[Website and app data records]
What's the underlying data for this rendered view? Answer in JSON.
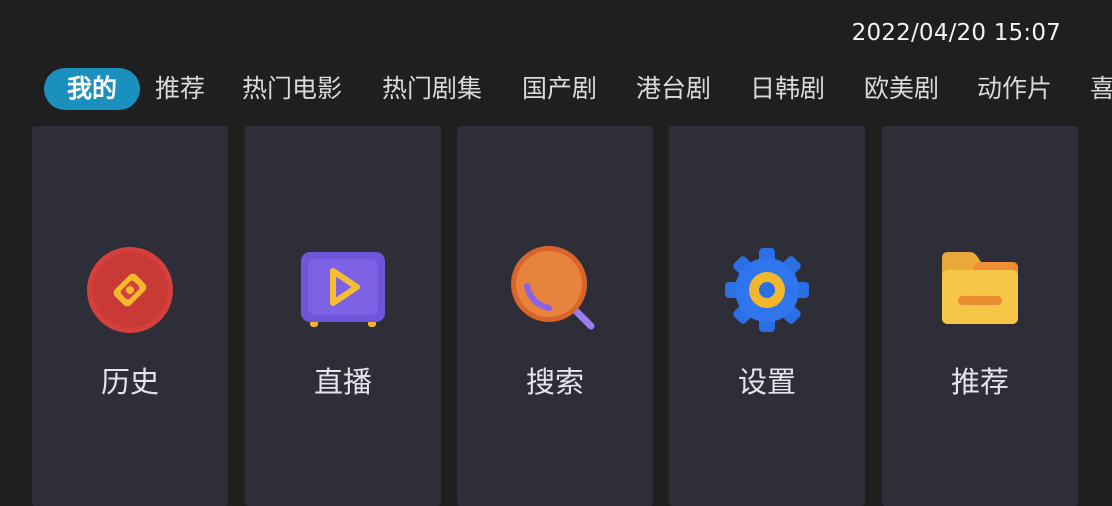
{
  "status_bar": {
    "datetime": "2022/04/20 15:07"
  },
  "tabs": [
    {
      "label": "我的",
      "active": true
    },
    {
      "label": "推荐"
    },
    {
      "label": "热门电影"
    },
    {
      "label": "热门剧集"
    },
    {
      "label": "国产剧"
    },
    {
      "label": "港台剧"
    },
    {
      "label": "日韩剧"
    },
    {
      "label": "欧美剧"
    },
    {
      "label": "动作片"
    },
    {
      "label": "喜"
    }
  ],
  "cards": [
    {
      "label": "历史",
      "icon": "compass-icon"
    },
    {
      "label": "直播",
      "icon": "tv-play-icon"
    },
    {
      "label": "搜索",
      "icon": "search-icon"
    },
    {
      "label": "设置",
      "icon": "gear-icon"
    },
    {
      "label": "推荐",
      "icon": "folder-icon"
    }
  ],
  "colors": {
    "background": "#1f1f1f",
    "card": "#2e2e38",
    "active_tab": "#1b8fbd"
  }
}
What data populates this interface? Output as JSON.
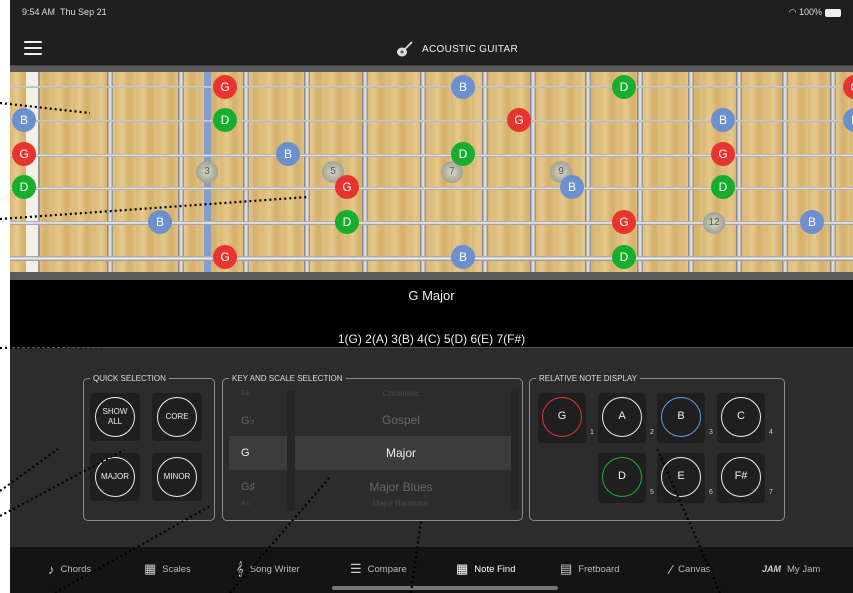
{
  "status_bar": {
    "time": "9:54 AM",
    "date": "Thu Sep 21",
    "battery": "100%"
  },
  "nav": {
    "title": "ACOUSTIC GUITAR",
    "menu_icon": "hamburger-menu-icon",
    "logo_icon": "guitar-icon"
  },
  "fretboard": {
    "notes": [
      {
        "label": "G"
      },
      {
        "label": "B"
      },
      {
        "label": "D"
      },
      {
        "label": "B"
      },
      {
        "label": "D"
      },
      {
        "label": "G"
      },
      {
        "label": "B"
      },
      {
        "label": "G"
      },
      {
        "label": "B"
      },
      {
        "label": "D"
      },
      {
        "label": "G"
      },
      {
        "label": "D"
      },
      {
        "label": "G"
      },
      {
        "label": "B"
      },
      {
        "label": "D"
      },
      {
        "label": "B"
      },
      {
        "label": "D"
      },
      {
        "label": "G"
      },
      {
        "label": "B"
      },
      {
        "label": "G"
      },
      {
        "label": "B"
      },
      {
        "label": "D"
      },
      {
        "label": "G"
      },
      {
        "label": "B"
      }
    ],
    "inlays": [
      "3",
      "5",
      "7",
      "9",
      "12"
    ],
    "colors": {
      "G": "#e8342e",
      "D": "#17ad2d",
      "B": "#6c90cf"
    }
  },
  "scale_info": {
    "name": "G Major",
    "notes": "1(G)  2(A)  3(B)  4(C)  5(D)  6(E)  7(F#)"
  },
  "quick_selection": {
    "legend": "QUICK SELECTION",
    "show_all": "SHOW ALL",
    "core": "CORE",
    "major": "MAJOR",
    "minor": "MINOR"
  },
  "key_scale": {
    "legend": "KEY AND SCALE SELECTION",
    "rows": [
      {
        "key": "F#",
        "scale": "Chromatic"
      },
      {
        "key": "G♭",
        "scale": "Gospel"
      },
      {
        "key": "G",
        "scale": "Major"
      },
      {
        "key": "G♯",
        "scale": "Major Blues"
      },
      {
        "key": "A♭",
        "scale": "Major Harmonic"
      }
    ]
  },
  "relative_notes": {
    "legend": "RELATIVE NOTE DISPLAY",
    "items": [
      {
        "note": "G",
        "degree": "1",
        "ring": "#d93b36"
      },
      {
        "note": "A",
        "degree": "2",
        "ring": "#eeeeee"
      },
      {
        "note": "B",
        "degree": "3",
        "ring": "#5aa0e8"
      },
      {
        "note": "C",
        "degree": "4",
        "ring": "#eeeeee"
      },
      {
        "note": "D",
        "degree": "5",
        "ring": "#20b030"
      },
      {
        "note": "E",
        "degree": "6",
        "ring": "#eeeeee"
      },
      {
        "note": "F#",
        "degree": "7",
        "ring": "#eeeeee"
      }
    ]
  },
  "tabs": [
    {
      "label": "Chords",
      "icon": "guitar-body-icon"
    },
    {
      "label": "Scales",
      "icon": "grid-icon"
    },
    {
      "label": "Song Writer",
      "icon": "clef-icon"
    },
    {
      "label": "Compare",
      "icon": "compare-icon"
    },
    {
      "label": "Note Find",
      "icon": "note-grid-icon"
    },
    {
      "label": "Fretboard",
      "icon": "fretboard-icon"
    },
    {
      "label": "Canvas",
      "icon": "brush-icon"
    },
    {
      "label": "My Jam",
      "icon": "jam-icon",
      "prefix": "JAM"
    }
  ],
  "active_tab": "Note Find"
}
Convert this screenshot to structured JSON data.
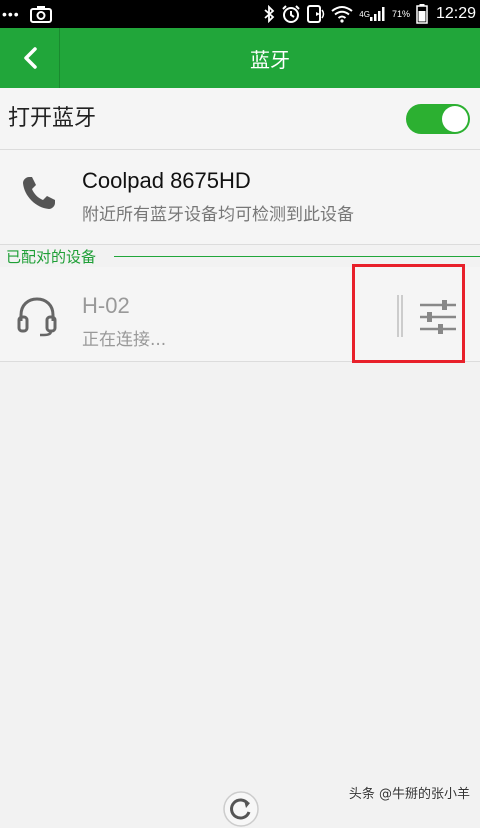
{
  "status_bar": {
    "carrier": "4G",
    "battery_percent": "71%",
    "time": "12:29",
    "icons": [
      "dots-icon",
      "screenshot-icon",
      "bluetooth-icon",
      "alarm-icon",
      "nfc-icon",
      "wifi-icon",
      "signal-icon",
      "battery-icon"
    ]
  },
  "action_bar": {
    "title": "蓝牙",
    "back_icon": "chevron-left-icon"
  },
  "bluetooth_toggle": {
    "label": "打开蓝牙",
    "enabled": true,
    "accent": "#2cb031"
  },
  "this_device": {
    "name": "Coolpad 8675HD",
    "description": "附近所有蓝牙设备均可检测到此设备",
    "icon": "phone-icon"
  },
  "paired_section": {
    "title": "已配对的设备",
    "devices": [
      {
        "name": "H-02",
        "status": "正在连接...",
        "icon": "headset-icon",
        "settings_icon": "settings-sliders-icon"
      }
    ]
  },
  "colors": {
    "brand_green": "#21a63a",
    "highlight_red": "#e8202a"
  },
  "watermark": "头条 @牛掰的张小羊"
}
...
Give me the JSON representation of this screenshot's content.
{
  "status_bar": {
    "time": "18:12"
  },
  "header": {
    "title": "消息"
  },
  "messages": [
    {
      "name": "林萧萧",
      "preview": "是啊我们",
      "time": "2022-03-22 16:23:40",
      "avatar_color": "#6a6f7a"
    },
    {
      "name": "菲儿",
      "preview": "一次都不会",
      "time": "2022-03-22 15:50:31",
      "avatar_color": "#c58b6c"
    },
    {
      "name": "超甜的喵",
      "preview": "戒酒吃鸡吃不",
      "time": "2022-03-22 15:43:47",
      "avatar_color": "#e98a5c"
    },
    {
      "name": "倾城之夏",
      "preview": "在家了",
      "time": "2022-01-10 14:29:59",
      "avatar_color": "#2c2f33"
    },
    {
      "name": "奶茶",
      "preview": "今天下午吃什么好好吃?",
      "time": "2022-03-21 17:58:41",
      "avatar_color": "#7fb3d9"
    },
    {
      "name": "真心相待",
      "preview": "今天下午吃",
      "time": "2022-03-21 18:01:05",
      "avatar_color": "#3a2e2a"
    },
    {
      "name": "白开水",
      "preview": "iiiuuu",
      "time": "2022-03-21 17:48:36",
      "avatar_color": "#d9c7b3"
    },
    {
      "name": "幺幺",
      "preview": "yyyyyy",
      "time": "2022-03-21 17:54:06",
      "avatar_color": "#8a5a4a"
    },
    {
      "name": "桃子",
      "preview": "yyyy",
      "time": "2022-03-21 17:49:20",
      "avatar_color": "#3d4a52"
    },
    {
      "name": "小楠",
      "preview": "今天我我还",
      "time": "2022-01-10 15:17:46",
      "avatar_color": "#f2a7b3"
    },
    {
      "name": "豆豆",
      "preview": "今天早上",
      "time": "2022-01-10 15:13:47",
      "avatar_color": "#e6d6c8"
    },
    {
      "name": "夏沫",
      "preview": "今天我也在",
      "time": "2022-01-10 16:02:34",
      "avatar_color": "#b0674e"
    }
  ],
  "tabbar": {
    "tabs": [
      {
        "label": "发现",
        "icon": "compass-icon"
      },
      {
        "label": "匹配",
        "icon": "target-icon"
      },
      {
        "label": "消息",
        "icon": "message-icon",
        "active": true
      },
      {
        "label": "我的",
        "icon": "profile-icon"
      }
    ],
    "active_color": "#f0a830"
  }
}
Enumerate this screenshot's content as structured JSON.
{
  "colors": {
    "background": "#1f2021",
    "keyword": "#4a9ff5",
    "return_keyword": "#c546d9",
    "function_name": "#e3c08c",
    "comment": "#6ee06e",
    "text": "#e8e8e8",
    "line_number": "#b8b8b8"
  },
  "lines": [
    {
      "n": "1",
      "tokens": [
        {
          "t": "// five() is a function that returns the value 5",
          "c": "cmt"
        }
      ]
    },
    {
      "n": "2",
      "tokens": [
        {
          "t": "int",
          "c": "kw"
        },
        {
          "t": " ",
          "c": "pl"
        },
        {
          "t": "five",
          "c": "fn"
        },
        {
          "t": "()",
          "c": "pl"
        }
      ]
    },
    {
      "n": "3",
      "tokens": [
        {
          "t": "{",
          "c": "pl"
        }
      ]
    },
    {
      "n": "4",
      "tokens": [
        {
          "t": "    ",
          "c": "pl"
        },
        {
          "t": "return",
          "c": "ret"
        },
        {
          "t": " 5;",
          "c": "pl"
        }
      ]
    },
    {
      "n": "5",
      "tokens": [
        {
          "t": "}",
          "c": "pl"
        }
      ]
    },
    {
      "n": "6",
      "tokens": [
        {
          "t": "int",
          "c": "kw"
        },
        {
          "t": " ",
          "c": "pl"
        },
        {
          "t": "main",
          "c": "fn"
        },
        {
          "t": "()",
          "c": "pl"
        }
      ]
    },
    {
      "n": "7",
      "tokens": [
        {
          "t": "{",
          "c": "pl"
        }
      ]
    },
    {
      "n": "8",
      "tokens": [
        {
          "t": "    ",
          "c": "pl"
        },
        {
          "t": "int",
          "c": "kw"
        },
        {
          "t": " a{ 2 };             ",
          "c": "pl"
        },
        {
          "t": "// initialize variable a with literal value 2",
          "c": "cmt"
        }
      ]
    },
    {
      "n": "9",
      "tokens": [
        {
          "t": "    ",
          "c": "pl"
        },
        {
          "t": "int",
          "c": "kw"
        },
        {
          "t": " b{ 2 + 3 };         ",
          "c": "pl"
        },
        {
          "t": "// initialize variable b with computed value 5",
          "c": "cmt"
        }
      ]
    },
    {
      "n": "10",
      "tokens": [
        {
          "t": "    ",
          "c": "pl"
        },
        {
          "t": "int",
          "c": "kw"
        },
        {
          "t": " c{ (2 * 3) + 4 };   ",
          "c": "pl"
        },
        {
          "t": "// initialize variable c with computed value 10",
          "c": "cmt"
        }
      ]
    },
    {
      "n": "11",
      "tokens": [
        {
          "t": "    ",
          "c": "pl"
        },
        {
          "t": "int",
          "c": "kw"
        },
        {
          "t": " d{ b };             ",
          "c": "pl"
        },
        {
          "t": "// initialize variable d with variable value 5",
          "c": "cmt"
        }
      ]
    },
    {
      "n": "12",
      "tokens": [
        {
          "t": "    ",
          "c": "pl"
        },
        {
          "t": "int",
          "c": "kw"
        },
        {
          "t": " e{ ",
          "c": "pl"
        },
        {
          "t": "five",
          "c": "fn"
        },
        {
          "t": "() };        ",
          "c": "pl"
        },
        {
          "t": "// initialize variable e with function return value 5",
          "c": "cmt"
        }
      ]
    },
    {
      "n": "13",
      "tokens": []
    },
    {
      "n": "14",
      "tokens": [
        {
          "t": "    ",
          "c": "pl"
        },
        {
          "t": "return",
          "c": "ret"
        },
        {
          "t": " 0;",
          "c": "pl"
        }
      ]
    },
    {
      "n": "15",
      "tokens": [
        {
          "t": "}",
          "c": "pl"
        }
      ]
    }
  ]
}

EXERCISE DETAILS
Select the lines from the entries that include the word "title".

ANSWER TO THE PROBLEM
    "title": "ACOUSTIC GUITAR",
    "title": "蓝牙",
    "title": "已配对的设备",
    "title": "消息"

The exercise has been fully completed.